The website for Science and Engineering Indicators 2018 incorporates a polarization microscope image of liquid crystals. Liquid crystals revolutionized how we present information, giving rise to the liquid crystal display (LCD) industry. Modern devices including smartphones, laptop screens, and flat-panel television sets all feature LCDs, in which so-called nematic (“threadlike”) liquid crystals realign in an electric field, thus changing the appearance of the pixelated screen.
In the photo, the two dark centers with emerging streamers are called “boojum,” point defects in the molecular orientation of the liquid crystal. The defects form at the surface of a thin film of nematic fluid, the simplest form of a liquid crystal. The bands of different colors show the varying orientation of liquid crystal molecules around the defect.
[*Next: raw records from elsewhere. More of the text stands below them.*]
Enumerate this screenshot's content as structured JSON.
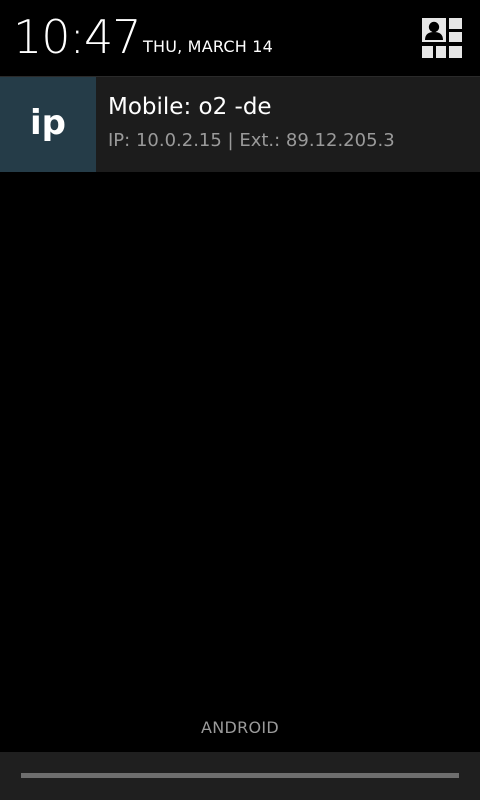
{
  "header": {
    "time": "10:47",
    "date": "THU, MARCH 14",
    "settings_icon": "quick-settings-icon"
  },
  "notification": {
    "icon_label": "ip",
    "icon_color": "#253c48",
    "title": "Mobile: o2 -de",
    "text": "IP: 10.0.2.15 | Ext.: 89.12.205.3"
  },
  "footer": {
    "carrier_label": "ANDROID"
  }
}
This image was created by Oleg D. Lavrentovich, Trustees Research Professor, Liquid Crystal Institute and Chemical Physics Interdisciplinary Program, Kent State University. Work at the Liquid Crystal Institute explores the physical mechanisms behind the complex, three-dimensional molecular architectures and the practical applications of these materials. Research in liquid crystals at Kent State University has been supported by a series of National Science Foundation grants (the most recent is NSF award number 17-29509).
Image credit: Oleg D. Lavrentovich, Liquid Crystal Institute, Kent State University.